[Element data from apps and pages]
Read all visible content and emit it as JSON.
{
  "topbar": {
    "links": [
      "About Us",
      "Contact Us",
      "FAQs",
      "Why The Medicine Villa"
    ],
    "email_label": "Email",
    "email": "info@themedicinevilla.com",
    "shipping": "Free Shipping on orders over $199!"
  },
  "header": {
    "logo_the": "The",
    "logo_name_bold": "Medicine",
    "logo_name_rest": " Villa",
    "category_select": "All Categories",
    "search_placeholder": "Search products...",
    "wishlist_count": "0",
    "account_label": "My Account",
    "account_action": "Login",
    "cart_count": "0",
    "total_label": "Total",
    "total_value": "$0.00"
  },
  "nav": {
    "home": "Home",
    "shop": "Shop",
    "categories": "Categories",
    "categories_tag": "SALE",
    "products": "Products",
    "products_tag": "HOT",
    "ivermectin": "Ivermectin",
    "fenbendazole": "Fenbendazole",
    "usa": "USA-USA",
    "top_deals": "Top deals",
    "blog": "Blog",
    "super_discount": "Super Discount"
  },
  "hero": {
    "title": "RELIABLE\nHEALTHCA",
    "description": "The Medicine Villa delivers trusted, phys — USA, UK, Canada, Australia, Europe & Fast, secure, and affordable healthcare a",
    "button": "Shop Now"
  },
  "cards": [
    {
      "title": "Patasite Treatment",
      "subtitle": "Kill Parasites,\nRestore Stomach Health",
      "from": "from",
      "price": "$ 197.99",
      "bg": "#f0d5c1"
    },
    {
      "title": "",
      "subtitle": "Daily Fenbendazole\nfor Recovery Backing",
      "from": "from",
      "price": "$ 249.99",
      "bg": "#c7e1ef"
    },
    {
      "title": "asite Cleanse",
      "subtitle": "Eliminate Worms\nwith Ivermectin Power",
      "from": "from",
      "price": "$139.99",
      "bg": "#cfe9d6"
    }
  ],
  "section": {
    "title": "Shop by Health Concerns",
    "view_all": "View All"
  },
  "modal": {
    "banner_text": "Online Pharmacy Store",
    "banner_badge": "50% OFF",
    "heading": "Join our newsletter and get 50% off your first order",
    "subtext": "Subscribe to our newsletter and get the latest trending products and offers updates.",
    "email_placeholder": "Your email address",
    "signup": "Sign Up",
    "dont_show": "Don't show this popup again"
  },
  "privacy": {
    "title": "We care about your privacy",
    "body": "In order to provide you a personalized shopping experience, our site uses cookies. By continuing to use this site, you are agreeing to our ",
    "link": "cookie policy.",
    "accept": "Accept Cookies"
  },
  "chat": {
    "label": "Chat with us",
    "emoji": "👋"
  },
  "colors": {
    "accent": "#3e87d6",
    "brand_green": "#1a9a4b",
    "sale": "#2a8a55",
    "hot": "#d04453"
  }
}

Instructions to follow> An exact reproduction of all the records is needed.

Solution to the problem>
Read all visible content and emit it as JSON.
{
  "topbar": {
    "links": [
      "About Us",
      "Contact Us",
      "FAQs",
      "Why The Medicine Villa"
    ],
    "email_label": "Email",
    "email": "info@themedicinevilla.com",
    "shipping": "Free Shipping on orders over $199!"
  },
  "header": {
    "logo_the": "The",
    "logo_name_bold": "Medicine",
    "logo_name_rest": " Villa",
    "category_select": "All Categories",
    "search_placeholder": "Search products...",
    "wishlist_count": "0",
    "account_label": "My Account",
    "account_action": "Login",
    "cart_count": "0",
    "total_label": "Total",
    "total_value": "$0.00"
  },
  "nav": {
    "home": "Home",
    "shop": "Shop",
    "categories": "Categories",
    "categories_tag": "SALE",
    "products": "Products",
    "products_tag": "HOT",
    "ivermectin": "Ivermectin",
    "fenbendazole": "Fenbendazole",
    "usa": "USA-USA",
    "top_deals": "Top deals",
    "blog": "Blog",
    "super_discount": "Super Discount"
  },
  "hero": {
    "title": "RELIABLE\nHEALTHCA",
    "description": "The Medicine Villa delivers trusted, phys — USA, UK, Canada, Australia, Europe & Fast, secure, and affordable healthcare a",
    "button": "Shop Now"
  },
  "cards": [
    {
      "title": "Patasite Treatment",
      "subtitle": "Kill Parasites,\nRestore Stomach Health",
      "from": "from",
      "price": "$ 197.99",
      "bg": "#f0d5c1"
    },
    {
      "title": "",
      "subtitle": "Daily Fenbendazole\nfor Recovery Backing",
      "from": "from",
      "price": "$ 249.99",
      "bg": "#c7e1ef"
    },
    {
      "title": "asite Cleanse",
      "subtitle": "Eliminate Worms\nwith Ivermectin Power",
      "from": "from",
      "price": "$139.99",
      "bg": "#cfe9d6"
    }
  ],
  "section": {
    "title": "Shop by Health Concerns",
    "view_all": "View All"
  },
  "modal": {
    "banner_text": "Online Pharmacy Store",
    "banner_badge": "50% OFF",
    "heading": "Join our newsletter and get 50% off your first order",
    "subtext": "Subscribe to our newsletter and get the latest trending products and offers updates.",
    "email_placeholder": "Your email address",
    "signup": "Sign Up",
    "dont_show": "Don't show this popup again"
  },
  "privacy": {
    "title": "We care about your privacy",
    "body": "In order to provide you a personalized shopping experience, our site uses cookies. By continuing to use this site, you are agreeing to our ",
    "link": "cookie policy.",
    "accept": "Accept Cookies"
  },
  "chat": {
    "label": "Chat with us",
    "emoji": "👋"
  },
  "colors": {
    "accent": "#3e87d6",
    "brand_green": "#1a9a4b",
    "sale": "#2a8a55",
    "hot": "#d04453"
  }
}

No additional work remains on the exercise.